Data for processing
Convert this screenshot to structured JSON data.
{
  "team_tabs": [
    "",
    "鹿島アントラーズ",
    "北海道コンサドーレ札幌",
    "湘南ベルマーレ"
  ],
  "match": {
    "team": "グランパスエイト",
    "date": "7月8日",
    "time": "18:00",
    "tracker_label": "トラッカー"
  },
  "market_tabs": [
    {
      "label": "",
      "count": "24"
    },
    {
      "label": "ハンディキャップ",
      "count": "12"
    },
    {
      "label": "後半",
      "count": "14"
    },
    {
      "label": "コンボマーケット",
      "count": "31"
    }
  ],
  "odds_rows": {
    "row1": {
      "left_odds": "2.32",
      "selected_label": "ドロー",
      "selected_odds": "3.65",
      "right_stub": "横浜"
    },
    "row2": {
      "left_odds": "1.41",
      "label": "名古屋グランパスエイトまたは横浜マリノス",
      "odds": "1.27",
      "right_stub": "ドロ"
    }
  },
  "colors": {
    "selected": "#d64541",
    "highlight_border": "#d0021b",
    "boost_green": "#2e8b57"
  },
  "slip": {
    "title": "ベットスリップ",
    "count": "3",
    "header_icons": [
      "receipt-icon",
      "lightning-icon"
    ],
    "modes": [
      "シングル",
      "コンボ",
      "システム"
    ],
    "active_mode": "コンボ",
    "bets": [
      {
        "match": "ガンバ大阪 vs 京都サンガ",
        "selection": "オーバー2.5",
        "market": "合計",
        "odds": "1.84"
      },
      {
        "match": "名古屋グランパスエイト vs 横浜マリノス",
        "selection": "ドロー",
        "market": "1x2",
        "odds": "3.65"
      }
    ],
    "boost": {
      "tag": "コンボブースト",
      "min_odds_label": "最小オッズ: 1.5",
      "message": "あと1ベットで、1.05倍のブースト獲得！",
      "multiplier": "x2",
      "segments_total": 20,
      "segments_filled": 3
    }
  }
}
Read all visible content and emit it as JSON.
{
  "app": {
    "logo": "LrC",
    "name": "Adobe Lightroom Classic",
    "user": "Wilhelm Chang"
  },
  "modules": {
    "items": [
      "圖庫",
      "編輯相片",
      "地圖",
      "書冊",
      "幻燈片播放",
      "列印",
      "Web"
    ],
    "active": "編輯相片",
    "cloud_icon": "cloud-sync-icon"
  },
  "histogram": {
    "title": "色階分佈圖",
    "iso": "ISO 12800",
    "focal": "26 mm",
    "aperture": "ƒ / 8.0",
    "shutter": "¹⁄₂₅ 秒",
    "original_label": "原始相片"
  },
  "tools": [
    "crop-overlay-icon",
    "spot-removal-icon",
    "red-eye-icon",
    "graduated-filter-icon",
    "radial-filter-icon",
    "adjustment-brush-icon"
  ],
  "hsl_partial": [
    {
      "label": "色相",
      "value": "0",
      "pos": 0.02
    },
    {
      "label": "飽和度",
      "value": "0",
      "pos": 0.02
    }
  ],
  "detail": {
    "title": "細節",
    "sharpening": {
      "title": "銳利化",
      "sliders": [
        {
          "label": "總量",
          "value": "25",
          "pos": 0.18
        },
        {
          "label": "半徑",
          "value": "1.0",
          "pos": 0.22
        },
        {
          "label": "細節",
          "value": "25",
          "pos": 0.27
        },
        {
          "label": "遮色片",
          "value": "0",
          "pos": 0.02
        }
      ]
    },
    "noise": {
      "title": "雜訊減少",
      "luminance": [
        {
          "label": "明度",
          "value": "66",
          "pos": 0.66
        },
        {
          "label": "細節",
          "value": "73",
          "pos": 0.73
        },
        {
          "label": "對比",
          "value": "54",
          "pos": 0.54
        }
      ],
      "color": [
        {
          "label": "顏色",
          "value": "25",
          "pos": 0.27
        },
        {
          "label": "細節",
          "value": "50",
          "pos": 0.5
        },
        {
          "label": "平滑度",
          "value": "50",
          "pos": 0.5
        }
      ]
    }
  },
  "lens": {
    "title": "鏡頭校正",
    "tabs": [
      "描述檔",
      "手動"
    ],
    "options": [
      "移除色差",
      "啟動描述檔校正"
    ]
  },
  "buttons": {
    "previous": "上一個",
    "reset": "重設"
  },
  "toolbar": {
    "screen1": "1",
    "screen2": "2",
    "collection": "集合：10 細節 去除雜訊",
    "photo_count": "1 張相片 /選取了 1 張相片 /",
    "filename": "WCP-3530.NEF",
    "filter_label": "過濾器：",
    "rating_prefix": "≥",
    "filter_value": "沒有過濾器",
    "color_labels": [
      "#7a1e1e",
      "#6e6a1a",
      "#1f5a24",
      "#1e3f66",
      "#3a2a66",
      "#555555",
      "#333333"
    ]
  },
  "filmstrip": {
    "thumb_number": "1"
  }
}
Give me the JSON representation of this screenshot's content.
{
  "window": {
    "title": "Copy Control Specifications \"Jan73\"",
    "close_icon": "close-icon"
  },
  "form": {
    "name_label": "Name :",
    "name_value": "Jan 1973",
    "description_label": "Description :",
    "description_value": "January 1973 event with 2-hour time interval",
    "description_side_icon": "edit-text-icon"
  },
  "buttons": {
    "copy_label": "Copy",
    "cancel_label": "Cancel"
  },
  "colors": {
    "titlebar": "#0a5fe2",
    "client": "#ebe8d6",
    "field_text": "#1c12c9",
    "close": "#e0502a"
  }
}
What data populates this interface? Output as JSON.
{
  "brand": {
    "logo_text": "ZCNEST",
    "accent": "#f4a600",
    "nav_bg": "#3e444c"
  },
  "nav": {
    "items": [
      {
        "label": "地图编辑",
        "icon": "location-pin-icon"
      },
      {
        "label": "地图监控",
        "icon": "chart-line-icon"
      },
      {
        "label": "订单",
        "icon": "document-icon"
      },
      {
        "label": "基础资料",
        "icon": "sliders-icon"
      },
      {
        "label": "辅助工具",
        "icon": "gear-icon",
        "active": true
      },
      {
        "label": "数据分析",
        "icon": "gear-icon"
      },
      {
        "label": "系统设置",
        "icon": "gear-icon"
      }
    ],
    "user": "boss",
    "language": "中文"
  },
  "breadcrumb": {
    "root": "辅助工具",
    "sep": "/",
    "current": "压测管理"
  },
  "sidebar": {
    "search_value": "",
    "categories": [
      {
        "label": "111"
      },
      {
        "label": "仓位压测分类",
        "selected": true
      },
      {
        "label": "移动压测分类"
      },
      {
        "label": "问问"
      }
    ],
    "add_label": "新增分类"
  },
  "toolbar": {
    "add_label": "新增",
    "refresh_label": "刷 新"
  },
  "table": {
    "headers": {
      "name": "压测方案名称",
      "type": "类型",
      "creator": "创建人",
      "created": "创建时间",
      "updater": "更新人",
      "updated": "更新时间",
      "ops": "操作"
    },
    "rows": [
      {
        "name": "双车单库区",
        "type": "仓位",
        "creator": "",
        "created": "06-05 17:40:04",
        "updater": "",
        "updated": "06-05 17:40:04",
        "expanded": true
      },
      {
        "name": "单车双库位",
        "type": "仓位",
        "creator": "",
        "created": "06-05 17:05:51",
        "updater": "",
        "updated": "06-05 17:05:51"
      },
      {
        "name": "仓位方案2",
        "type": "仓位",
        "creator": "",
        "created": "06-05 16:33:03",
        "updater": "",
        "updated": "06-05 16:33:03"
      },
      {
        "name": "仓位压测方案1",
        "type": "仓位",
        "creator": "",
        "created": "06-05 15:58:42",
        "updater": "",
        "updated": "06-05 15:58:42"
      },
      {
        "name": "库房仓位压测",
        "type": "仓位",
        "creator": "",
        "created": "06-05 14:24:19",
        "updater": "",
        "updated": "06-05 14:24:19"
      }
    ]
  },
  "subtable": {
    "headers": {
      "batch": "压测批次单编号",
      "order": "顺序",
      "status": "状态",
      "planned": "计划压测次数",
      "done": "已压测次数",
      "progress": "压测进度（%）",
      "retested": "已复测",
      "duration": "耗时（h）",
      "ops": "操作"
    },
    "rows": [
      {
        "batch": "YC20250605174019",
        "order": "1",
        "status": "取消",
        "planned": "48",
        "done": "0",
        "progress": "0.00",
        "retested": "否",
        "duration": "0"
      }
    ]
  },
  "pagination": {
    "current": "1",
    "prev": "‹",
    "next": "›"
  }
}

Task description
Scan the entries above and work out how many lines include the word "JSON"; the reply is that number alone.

Written solution
4